▶ _Exercise aim_: Supply the number of lines in the listing below in which the word "this" occurs, and nothing else.

-- Information follows --

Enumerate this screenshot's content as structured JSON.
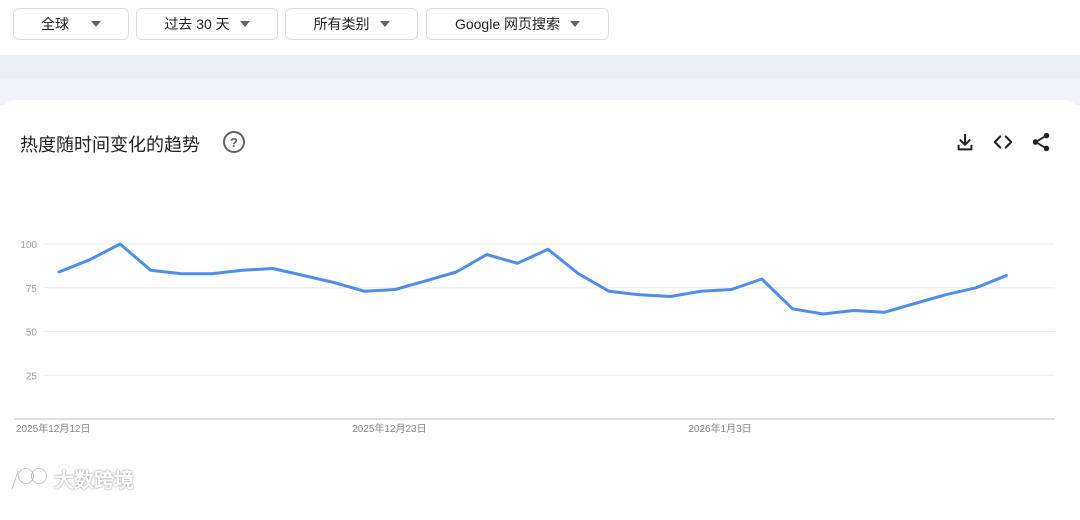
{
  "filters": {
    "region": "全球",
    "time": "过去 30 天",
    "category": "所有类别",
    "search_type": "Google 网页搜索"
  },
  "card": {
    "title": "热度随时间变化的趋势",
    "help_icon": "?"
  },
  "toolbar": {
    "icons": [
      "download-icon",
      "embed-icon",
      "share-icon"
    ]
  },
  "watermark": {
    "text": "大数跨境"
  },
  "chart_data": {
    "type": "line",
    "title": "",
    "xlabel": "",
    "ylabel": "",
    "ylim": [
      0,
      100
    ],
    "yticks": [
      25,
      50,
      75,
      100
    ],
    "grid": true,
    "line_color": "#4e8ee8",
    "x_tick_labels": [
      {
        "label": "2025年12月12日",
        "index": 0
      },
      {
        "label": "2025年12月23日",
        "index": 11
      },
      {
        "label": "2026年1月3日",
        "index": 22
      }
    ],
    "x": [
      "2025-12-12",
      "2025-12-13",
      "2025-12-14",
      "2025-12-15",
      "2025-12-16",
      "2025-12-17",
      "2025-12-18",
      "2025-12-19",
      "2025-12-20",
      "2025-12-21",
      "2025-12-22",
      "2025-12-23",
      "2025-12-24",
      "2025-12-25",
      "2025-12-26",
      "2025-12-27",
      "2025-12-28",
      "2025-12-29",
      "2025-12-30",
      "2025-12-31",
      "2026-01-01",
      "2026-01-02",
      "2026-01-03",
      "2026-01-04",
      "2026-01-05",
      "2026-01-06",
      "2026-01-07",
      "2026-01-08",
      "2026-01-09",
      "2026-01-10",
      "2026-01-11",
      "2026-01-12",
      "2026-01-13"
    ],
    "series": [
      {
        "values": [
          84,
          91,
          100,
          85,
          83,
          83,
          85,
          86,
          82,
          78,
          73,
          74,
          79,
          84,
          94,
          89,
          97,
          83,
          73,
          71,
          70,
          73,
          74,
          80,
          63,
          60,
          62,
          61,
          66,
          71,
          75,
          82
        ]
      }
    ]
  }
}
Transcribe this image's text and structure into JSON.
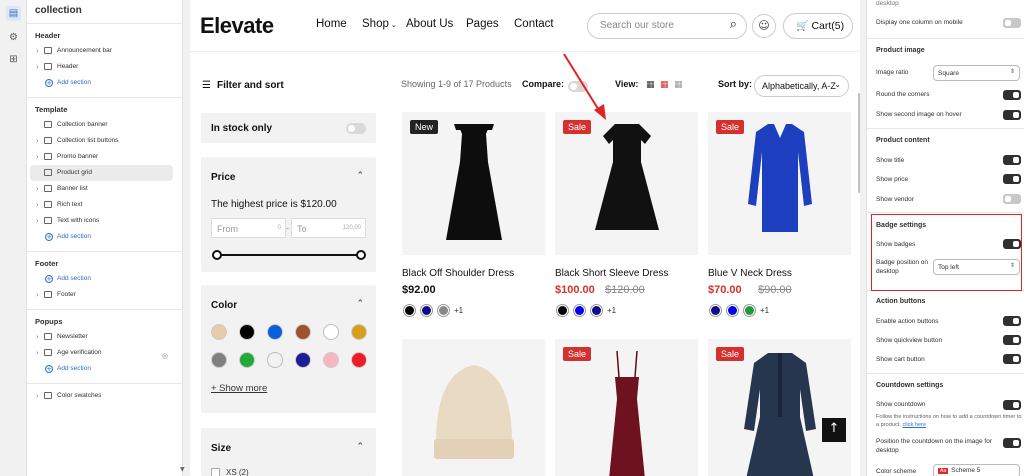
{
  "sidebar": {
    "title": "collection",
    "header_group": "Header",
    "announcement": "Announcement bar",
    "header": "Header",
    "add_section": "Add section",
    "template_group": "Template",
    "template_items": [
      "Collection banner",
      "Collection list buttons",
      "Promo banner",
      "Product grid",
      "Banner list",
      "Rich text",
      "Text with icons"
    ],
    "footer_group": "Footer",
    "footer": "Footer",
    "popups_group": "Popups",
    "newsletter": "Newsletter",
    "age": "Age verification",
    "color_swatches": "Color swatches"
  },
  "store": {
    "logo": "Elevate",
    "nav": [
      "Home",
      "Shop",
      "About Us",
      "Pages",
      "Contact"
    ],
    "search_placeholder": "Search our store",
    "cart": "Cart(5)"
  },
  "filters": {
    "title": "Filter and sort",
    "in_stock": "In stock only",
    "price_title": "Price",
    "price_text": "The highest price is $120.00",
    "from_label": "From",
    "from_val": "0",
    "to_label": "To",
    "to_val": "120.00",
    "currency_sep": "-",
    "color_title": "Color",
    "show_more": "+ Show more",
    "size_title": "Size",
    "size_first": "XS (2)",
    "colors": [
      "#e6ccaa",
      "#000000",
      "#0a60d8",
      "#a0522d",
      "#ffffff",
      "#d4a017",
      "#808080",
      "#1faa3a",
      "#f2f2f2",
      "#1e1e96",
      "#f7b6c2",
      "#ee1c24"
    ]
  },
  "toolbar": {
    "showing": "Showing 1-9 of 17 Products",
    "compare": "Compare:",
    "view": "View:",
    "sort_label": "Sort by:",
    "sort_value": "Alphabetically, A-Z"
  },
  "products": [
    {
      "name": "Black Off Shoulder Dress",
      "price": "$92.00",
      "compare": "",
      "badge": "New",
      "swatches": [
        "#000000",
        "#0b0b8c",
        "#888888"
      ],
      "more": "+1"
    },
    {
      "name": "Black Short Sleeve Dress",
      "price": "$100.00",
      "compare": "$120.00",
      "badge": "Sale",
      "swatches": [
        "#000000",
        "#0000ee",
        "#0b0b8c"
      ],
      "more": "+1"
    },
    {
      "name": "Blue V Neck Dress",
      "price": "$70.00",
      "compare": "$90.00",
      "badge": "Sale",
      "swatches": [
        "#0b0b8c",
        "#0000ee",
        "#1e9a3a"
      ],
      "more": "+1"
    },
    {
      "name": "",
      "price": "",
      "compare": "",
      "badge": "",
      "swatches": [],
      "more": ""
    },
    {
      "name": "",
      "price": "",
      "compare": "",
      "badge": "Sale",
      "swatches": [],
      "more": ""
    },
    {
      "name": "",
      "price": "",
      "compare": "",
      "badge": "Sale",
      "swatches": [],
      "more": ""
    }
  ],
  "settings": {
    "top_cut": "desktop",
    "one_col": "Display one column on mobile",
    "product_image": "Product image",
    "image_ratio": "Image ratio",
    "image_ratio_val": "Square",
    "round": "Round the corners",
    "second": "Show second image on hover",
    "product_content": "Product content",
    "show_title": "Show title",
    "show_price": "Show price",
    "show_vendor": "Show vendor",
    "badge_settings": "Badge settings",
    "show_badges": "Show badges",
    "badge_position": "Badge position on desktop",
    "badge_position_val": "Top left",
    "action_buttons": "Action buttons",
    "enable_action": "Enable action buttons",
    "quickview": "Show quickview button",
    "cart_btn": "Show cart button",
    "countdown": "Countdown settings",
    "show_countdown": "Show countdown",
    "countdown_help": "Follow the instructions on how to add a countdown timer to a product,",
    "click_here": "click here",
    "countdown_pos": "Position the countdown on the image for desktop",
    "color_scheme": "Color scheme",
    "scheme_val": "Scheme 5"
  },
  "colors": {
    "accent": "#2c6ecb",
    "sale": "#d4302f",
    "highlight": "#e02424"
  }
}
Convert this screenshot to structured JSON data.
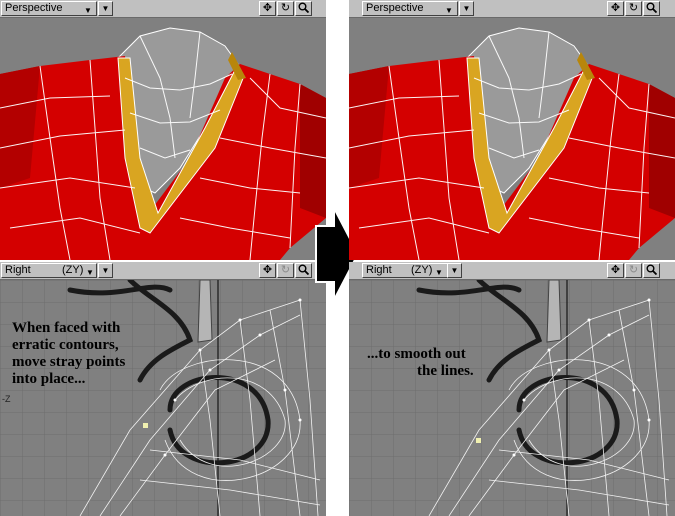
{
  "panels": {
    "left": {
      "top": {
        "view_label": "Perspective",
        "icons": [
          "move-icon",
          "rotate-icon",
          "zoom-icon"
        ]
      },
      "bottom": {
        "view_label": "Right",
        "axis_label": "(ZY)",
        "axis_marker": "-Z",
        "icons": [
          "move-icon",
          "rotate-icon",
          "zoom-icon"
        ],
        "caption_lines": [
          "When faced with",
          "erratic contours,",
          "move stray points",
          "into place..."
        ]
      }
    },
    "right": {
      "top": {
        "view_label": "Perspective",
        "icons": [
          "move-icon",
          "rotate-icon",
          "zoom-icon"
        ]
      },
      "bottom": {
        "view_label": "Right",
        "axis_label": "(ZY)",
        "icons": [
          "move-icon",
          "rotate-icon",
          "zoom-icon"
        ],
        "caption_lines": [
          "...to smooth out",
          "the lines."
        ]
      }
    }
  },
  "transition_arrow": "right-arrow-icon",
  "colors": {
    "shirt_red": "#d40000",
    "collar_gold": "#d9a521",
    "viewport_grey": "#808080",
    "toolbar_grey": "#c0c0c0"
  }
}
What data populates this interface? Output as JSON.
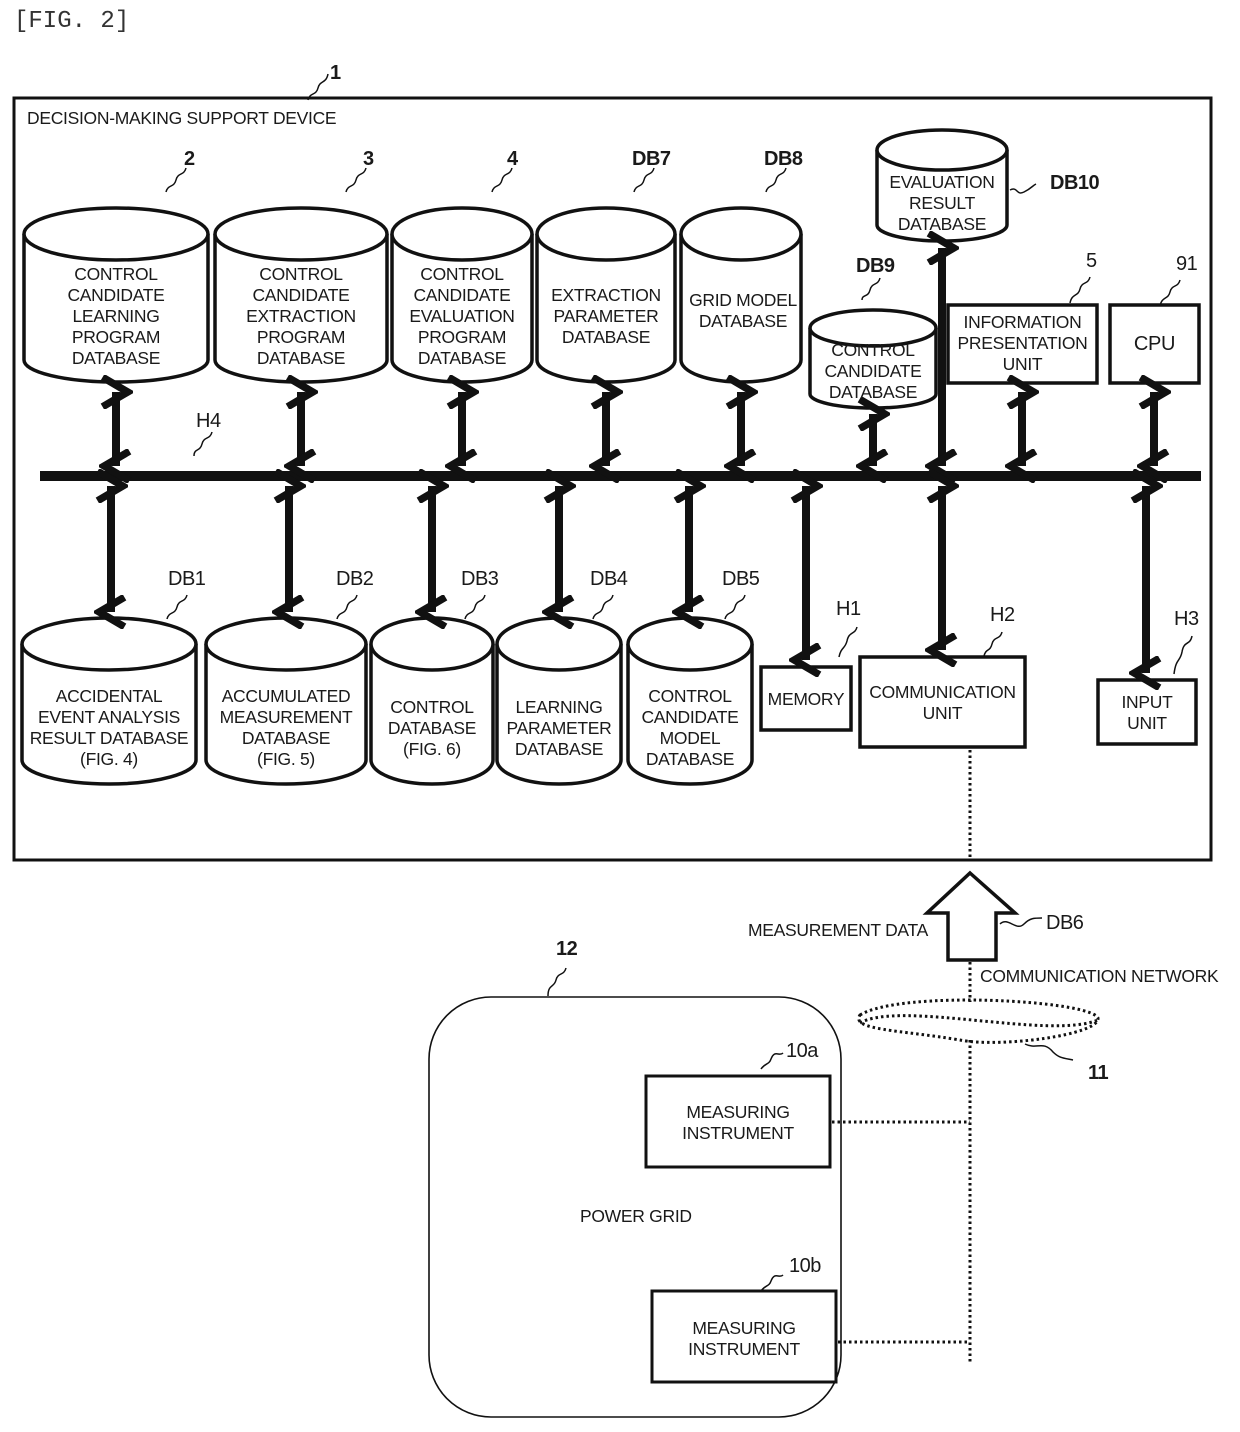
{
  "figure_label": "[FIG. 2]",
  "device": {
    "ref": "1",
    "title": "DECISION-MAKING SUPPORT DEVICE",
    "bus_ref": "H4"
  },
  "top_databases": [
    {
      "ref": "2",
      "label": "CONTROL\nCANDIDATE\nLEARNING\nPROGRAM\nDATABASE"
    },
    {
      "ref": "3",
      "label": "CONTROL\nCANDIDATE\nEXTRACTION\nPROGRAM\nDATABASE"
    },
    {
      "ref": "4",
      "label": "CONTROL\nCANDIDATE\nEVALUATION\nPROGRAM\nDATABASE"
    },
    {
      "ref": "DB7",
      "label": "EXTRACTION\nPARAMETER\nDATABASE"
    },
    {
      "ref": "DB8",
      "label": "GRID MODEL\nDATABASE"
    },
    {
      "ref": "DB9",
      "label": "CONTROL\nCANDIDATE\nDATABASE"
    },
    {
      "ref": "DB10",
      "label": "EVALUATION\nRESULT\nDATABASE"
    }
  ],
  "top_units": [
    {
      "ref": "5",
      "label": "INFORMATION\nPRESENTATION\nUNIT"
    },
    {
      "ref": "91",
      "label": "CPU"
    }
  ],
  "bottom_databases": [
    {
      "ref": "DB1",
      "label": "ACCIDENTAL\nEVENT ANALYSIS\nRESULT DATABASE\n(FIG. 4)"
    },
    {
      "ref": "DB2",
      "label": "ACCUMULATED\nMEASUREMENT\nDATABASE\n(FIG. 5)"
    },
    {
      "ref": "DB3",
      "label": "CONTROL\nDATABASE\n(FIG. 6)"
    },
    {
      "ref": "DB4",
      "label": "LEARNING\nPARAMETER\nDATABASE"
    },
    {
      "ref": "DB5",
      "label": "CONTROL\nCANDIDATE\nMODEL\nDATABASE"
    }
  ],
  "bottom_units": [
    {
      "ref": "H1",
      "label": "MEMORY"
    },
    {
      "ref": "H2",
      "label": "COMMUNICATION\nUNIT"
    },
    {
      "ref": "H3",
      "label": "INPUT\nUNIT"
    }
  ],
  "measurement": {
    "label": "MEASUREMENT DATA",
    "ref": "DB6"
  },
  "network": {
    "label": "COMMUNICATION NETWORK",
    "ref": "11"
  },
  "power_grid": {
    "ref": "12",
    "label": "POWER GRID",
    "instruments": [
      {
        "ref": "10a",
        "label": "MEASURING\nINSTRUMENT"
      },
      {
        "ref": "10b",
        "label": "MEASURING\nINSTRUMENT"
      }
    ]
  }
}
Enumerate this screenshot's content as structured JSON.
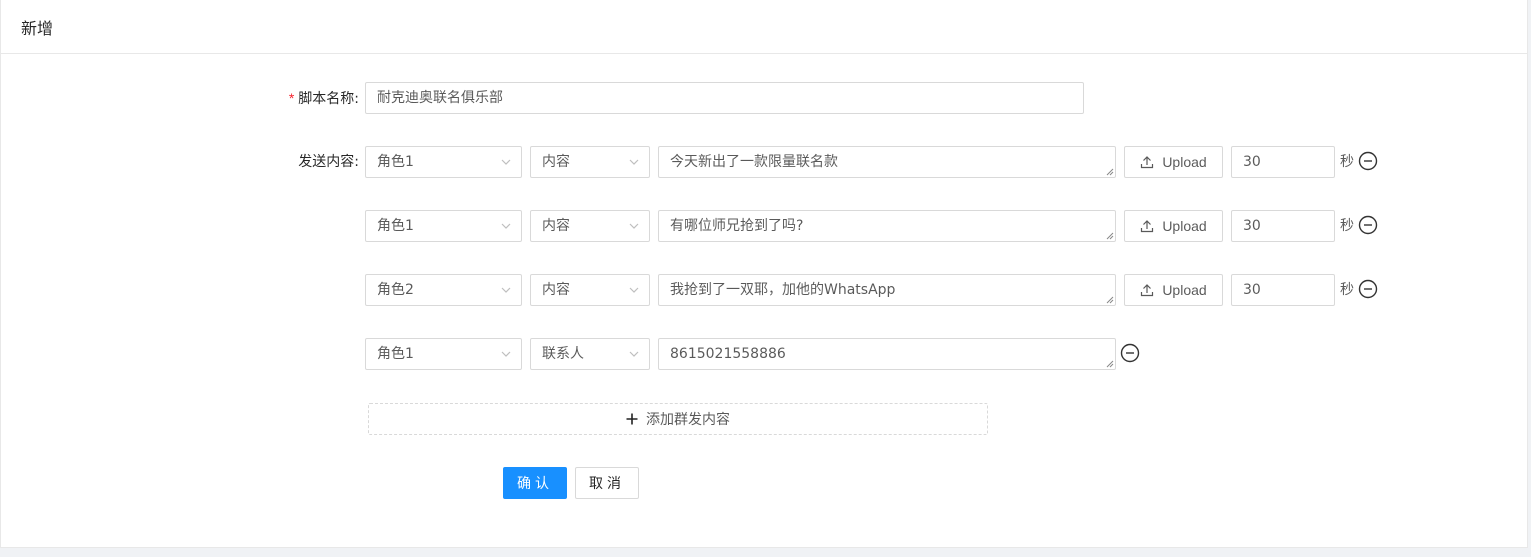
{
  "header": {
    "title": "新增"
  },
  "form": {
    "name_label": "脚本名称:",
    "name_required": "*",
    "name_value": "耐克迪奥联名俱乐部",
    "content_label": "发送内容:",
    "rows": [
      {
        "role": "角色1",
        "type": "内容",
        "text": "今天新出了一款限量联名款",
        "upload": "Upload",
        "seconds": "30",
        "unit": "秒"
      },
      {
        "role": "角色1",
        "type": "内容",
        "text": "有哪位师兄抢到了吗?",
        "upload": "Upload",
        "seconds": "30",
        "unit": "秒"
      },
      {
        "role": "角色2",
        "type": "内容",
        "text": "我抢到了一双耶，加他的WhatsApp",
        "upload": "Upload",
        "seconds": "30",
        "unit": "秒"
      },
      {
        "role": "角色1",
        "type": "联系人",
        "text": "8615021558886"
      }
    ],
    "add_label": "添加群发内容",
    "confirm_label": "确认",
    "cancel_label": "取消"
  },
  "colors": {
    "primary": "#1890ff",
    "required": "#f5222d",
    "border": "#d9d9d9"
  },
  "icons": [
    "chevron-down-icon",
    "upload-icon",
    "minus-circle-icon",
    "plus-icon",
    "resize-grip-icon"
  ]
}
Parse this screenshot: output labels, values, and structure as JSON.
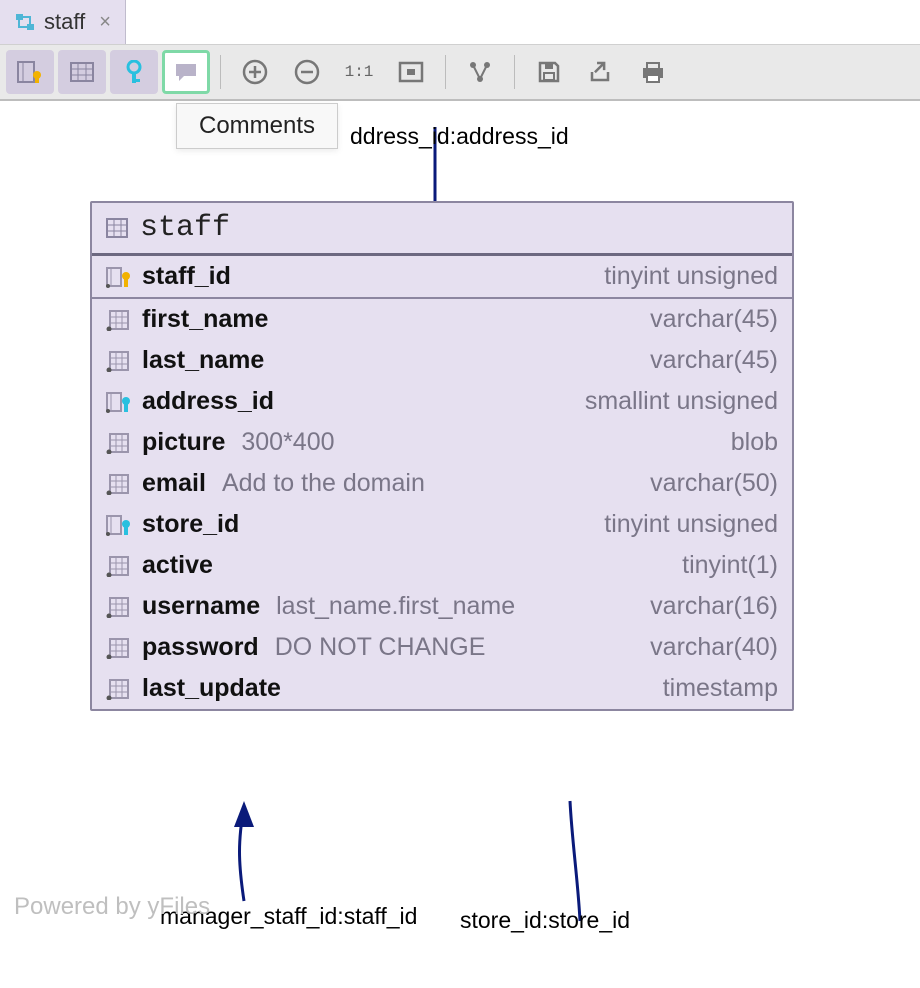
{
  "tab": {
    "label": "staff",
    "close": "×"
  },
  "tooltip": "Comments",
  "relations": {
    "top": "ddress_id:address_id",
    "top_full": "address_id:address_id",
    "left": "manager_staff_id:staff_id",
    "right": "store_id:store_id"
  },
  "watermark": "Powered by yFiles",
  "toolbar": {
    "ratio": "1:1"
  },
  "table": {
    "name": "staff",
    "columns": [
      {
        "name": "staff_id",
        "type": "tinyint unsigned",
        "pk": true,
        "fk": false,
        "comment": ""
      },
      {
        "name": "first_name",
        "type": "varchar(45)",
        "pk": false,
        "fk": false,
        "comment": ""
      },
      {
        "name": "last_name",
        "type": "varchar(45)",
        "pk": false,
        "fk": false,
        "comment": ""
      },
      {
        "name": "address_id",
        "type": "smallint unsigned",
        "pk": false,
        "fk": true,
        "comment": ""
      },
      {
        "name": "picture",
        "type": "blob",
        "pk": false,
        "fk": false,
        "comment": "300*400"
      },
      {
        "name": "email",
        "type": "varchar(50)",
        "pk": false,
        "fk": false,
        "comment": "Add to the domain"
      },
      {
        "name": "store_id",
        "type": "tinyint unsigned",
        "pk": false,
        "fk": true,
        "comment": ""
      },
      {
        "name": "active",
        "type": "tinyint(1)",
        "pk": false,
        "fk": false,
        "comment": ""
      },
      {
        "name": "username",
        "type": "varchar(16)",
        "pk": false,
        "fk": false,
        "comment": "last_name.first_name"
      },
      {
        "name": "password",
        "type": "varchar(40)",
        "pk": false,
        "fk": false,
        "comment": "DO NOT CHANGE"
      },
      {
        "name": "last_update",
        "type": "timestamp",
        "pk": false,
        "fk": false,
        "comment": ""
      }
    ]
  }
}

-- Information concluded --

▶ _Reply_: 6